▶ Extracted records
● ● ● ● ● ● ●
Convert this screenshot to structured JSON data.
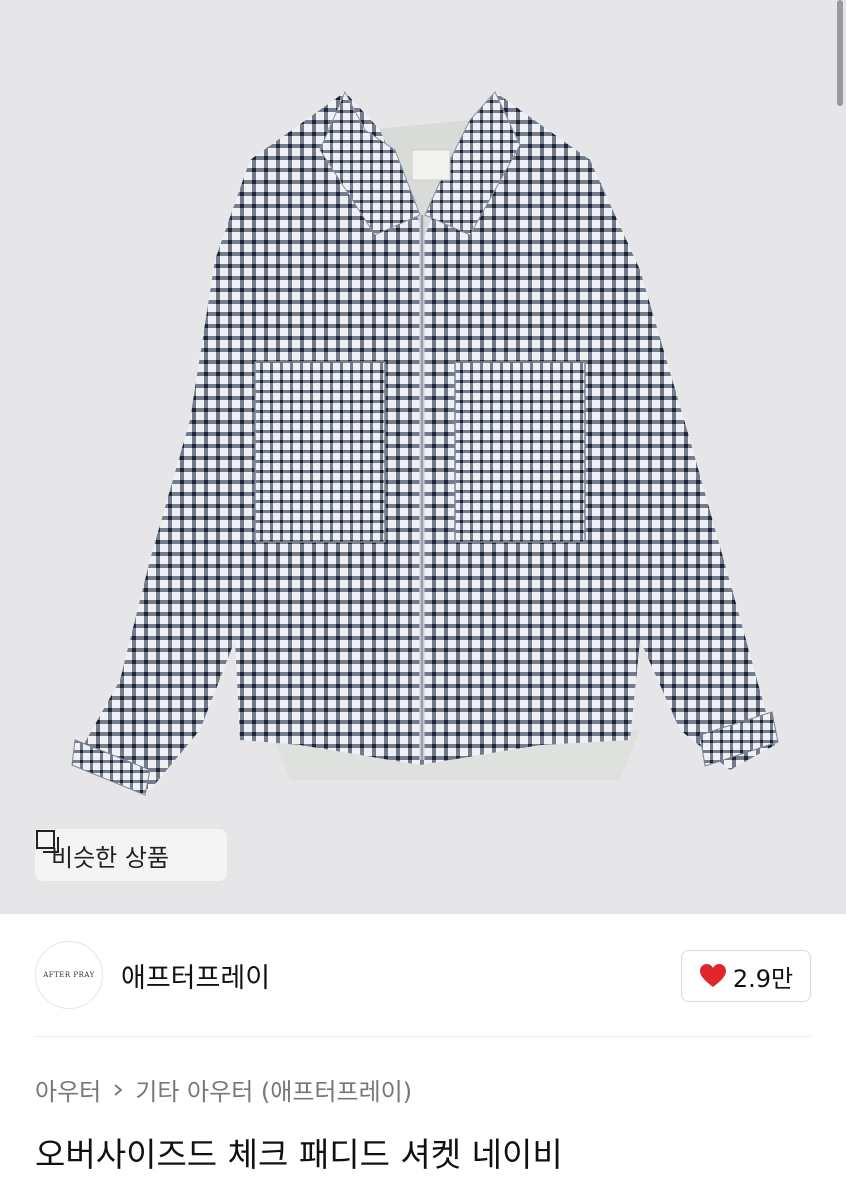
{
  "product_image": {
    "alt": "",
    "garment_label_brand": "AFTER PRAY",
    "background_color": "#e6e6e8"
  },
  "similar_button": {
    "label": "비슷한 상품",
    "icon": "similar-items-icon"
  },
  "brand": {
    "logo_text": "AFTER PRAY",
    "name": "애프터프레이"
  },
  "likes": {
    "count": "2.9만",
    "icon": "heart-icon",
    "color": "#e0262b"
  },
  "breadcrumb": {
    "category": "아우터",
    "separator_icon": "chevron-right-icon",
    "subcategory": "기타 아우터 (애프터프레이)"
  },
  "product": {
    "title": "오버사이즈드 체크 패디드 셔켓 네이비"
  }
}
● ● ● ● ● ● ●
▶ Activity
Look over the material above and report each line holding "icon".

▶ Solved problem
    "icon": "similar-items-icon"
    "icon": "heart-icon",
    "separator_icon": "chevron-right-icon",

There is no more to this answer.